Sequencing giant Illumina has used the J.P. Morgan Healthcare Conference as a platform to launch its newest – and most affordable – DNA sequencing system. The iSeq 100 Sequencing System has a list price of $19,900 making it an affordable option for research labs across the country.
“For under $20,000, any researcher can have access to the accuracy of an Illumina sequencer in their lab,” said Francis deSouza, President and Chief Executive Officer at Illumina in a press release about the launch. “The iSeq 100 offers robustness and reliability for a broad range of applications ranging from germline and somatic tumor profiling to 16S microbial analysis and targeted gene expression.”

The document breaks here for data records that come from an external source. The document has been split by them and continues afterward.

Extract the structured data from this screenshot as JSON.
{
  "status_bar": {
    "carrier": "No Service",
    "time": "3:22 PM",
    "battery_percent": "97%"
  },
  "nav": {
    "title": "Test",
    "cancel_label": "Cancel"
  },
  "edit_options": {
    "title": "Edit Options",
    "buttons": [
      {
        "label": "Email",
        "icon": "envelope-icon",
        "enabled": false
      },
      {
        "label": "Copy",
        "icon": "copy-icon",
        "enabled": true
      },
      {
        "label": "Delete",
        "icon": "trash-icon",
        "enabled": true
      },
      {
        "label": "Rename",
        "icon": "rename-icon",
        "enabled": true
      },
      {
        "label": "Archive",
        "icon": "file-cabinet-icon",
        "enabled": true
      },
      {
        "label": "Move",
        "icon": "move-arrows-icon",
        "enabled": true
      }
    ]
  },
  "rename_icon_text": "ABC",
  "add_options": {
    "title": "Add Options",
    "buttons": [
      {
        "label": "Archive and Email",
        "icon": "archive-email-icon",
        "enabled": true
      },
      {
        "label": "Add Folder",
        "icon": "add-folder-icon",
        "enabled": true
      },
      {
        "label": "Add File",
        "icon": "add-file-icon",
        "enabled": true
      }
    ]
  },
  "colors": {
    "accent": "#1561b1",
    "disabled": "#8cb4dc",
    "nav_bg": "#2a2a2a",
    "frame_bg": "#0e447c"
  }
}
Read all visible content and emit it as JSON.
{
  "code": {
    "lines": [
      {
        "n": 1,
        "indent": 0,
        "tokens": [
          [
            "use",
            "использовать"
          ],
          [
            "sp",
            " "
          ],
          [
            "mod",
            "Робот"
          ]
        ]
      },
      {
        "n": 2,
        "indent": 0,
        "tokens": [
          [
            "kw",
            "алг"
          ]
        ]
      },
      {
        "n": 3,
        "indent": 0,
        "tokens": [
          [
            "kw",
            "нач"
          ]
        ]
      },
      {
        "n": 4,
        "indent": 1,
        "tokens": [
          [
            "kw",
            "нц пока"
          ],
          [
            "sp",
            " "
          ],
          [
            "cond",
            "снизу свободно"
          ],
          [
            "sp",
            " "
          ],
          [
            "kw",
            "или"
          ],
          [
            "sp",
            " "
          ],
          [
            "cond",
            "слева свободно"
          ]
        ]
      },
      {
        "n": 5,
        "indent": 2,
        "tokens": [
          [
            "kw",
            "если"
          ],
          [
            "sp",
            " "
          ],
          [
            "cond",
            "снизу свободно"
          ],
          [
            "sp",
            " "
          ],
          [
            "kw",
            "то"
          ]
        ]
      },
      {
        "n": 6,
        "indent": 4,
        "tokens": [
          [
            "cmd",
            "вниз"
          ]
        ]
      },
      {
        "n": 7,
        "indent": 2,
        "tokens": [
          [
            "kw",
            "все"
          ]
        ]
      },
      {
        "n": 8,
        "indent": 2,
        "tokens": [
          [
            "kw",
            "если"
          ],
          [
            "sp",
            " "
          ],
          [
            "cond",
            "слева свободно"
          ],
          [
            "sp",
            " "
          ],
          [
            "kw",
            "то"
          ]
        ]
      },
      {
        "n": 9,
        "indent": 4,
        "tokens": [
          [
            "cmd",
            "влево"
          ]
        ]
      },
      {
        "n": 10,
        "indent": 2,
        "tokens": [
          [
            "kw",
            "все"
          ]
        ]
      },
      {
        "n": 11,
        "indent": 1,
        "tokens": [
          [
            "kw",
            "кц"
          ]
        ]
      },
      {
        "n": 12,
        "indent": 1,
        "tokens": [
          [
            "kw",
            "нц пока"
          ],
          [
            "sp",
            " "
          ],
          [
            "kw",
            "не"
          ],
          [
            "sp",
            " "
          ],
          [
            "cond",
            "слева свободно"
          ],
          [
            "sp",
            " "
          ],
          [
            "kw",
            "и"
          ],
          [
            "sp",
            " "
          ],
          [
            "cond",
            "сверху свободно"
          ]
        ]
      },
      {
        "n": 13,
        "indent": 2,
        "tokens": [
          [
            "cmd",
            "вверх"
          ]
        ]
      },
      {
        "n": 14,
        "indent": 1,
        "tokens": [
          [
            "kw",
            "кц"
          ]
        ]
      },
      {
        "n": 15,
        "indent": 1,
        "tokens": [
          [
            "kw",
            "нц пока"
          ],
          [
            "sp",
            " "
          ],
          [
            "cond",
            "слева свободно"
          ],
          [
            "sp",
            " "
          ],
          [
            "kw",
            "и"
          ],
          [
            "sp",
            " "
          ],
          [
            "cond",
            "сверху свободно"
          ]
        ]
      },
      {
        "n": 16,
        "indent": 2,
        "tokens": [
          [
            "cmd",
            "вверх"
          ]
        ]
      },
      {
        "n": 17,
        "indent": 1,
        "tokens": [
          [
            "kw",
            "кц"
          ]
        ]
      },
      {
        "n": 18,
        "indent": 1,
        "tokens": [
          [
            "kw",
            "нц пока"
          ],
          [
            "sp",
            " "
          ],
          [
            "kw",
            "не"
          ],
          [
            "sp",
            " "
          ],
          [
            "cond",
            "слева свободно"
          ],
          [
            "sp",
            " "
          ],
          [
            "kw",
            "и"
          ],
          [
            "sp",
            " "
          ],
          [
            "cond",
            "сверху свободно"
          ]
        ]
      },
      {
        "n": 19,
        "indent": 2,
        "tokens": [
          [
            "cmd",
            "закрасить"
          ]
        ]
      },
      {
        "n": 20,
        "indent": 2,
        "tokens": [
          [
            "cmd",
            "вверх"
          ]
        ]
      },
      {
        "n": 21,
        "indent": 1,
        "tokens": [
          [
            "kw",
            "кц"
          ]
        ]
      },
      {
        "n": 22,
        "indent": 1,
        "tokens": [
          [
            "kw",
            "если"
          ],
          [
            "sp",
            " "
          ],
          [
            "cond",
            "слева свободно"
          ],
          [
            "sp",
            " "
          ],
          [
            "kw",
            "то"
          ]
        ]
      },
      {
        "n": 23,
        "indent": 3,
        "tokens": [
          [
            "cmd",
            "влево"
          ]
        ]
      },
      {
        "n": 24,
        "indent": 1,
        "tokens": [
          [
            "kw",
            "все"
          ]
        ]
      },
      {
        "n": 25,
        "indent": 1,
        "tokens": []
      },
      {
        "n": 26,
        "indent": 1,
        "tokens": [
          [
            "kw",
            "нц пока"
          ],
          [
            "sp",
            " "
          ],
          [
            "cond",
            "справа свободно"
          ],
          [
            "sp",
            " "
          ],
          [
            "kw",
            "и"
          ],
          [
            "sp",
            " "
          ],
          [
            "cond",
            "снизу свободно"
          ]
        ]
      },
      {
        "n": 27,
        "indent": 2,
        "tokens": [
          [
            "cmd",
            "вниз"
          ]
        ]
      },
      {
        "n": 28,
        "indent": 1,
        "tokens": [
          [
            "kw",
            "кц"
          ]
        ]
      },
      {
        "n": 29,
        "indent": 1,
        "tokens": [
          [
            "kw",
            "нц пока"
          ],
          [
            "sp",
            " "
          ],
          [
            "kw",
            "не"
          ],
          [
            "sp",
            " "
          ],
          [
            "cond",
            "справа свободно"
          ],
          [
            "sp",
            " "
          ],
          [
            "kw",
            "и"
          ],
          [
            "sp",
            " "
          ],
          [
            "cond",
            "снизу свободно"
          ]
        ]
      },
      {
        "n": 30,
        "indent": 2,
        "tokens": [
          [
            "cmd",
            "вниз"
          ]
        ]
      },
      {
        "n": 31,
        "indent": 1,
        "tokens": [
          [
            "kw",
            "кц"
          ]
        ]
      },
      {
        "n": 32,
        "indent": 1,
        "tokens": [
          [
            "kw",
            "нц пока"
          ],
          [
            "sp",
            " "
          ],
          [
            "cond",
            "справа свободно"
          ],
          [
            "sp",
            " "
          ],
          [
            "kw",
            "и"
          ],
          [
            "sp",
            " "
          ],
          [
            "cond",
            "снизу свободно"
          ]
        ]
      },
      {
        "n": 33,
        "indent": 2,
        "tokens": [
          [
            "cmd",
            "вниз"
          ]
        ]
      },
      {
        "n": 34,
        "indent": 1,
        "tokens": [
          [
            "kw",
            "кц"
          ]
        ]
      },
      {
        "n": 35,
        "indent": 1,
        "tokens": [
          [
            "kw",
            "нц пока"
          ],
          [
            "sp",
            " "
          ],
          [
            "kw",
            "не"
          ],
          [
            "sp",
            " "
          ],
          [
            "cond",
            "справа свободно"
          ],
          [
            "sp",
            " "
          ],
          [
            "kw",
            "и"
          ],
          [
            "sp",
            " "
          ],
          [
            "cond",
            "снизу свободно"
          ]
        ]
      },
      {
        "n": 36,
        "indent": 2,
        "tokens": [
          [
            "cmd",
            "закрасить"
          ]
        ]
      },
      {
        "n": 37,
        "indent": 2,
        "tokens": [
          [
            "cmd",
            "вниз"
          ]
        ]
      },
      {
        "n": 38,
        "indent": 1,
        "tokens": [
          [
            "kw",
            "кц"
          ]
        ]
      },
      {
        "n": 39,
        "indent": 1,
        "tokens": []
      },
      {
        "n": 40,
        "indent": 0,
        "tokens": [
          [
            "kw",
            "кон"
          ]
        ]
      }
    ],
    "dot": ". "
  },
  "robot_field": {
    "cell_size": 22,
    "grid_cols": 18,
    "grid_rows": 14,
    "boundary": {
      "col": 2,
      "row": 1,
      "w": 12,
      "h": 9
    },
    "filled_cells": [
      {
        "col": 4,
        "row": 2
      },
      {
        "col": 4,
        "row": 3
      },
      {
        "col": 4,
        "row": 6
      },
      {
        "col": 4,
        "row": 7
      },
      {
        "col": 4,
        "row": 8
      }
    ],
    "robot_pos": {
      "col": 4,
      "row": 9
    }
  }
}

The iSeq 100 next generation sequencing (NGS) system is less than half the price of Ilumina’s MiniSeq, which is priced around $50,000.
The company credits “an entirely different configuration” of their proprietary sequencing by synthesis (SBS) chemistry and its metal-oxide-semiconductor (CMOS) detection technology as a driver behind the device’s lower cost. Still, Illumina explains that lower price doesn’t come at the expense of data accuracy.
The iSeq 100 measures one cubic foot in size making it a compact instrument capable of fitting into small lab spaces. While Illumina says the device has a wide range of applications, the company believes the most likely use of the next generation sequencer will be in the study of bacteria and viruses in non-diagnostic research labs.
“The addition of the iSeq 100 has great potential to transform infectious disease surveillance,” said Dr. Pardis Sabeti, Professor of Immunology and Infectious Disease at Harvard T.H. Chan School of Public Health and a Broad Institute Member. “We anticipate that our lab researchers will use it to focus on infectious disease monitoring.
“We have seen examples of how Illumina benchtop systems, like the MiSeq, were instrumental in understanding and addressing disease outbreaks. We believe the accuracy of the iSeq 100, coupled with the low cost and small footprint, will allow us to introduce NGS capability where it is needed most.”
Labs can start ordering their sequencers now and Illumina has said it will begin shipping these instruments in the first quarter of this year.